Authors: M. Haag, J. Sipe
Affilation: Universal Nanotech Corporation, United States
Pages: 375 - 378
Keywords: silicon, germanium, nanocrystal, film, deposition
As cost effective synthetic routes for producing large quantities of high purity size-specific nanoparticles become fully realized, the next challenge lies in fabricating devices that utilize the unique size-dependent optoelectronic properties inherent in quantum dot materials. The optoelectronic properties of semiconductor nanocrystals (NCs) have been rigorously researched and demonstrate desirable capabilities previously unattainable with bulk materials. Harnessing semiconductor NC characteristics to advance the functionality of devices such as solar cells, supercapacitors, and rechargeable batteries, hinges upon creating a highly ordered cohesive film. Methods of semiconductor NC film deposition which have been comprehensively investigated include layer-by-layer dip coating, spin casting, and plasma enhanced chemical vapor deposition.
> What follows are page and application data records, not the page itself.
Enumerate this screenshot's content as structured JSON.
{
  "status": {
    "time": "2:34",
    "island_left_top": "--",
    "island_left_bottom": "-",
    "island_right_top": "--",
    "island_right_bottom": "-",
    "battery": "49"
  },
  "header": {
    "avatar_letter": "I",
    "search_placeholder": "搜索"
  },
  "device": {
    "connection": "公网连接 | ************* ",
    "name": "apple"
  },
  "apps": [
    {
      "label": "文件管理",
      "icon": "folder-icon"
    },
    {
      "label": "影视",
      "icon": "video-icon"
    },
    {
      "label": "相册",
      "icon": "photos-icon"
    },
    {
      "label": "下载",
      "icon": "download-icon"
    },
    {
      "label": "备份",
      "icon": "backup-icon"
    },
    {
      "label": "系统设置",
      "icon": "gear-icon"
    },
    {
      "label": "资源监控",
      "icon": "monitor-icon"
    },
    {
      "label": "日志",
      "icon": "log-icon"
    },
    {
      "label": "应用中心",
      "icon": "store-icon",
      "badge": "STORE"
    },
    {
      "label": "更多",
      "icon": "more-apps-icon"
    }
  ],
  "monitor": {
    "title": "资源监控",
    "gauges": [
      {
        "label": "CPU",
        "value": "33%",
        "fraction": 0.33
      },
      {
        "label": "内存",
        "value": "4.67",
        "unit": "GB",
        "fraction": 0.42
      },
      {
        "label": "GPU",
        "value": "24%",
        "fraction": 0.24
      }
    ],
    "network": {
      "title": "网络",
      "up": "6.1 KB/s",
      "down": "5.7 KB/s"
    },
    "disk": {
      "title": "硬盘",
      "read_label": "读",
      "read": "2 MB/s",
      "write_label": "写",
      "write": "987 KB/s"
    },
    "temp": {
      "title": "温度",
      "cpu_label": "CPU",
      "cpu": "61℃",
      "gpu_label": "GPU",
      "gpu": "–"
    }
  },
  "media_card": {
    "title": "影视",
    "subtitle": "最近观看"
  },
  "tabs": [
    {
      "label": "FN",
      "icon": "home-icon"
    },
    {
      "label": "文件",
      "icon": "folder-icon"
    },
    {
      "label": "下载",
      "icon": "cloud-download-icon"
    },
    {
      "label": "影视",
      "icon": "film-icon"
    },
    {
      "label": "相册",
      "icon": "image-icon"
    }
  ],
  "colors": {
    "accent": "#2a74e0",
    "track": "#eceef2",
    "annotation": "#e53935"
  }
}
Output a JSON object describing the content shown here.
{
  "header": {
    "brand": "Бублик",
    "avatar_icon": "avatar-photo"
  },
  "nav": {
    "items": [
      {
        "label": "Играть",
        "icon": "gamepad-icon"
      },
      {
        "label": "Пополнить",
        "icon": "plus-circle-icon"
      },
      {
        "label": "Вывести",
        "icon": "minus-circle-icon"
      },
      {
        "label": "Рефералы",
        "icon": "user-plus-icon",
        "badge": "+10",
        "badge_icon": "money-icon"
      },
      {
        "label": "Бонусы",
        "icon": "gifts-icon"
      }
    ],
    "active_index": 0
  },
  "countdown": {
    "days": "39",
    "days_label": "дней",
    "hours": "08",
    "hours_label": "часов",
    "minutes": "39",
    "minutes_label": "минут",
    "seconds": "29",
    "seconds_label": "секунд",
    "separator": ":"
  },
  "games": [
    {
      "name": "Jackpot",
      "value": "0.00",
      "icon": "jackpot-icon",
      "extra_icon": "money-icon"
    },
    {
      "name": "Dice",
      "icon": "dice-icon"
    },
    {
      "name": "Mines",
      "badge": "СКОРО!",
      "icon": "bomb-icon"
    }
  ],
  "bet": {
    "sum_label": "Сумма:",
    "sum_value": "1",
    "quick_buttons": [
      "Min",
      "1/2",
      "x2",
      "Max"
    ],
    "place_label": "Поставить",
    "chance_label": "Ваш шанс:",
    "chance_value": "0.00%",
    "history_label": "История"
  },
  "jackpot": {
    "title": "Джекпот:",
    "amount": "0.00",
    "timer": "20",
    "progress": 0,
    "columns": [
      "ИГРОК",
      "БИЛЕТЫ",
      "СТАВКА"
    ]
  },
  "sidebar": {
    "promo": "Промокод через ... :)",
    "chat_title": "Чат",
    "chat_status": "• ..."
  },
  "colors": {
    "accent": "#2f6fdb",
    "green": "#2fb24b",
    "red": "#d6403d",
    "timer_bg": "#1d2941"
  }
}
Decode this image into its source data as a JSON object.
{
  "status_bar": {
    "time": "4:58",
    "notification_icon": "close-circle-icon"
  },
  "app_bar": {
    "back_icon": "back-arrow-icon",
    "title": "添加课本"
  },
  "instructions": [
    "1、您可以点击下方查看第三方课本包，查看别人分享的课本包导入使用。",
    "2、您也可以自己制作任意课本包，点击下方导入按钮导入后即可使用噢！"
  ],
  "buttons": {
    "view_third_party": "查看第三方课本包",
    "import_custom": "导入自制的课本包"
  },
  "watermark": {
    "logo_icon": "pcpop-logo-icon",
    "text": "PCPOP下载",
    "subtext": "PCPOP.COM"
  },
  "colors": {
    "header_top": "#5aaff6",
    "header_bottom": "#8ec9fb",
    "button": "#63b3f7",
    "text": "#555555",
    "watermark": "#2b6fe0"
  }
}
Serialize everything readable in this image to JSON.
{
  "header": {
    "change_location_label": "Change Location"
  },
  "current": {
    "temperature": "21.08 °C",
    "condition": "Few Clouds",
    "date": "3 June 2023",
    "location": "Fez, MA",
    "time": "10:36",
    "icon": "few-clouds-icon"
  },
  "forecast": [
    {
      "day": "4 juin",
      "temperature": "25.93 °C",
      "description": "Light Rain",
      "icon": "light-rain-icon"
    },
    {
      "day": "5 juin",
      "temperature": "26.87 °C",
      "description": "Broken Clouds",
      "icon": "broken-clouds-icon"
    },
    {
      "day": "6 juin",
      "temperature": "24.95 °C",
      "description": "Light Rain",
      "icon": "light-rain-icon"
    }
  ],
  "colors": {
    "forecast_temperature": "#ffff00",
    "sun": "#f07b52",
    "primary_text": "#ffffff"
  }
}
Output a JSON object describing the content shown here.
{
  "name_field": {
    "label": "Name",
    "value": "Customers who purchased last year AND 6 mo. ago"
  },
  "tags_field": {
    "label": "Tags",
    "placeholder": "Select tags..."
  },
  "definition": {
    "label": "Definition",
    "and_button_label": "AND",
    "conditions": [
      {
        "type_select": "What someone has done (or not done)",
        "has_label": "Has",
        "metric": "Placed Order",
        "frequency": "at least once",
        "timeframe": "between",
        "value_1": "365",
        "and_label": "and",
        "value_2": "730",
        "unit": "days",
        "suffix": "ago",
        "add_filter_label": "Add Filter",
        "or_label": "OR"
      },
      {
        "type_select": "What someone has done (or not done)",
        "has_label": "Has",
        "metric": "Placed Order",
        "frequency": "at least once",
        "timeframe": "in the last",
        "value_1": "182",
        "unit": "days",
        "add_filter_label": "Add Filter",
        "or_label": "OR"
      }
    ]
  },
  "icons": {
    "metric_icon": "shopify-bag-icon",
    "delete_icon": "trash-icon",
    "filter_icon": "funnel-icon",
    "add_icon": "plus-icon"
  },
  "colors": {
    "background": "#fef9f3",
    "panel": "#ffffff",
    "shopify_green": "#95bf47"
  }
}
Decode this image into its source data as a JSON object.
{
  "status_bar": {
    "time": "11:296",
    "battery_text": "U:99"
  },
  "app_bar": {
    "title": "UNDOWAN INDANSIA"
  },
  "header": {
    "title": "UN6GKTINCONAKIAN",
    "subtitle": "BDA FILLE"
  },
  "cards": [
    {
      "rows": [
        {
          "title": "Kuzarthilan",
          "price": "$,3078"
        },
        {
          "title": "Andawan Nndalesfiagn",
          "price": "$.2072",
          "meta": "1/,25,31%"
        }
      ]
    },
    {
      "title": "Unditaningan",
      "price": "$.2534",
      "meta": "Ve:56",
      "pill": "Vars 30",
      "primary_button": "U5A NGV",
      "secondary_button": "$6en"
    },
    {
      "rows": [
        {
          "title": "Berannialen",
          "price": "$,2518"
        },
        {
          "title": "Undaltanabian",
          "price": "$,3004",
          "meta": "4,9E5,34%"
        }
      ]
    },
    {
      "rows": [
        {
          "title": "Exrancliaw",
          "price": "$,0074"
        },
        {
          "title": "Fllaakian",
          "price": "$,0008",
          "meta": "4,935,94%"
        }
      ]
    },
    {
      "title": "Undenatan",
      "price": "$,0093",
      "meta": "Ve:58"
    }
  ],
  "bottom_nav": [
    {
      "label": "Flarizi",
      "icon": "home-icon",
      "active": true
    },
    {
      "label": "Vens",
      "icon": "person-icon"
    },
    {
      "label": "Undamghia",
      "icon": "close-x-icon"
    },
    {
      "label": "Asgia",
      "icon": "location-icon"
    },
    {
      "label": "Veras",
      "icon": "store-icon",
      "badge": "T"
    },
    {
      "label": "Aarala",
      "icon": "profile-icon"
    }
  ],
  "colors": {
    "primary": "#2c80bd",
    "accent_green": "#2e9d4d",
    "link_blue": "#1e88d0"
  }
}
However, relatively little research has been reported to employ techniques of electrophoretic deposition (EPD). While aqueous EPD using chlorides of silicon and germanium has seen some attention, the voltages required to deposit pure silicon and germanium nanocrystals from a colloid surpass the 3 to 4 volt threshold above which the electrolysis of water occurs. However, recent investigation into the electrochemistry of nonaqueous solvents has made considerable progress through greater understanding of dynamic solvent effects on electrochemical processes.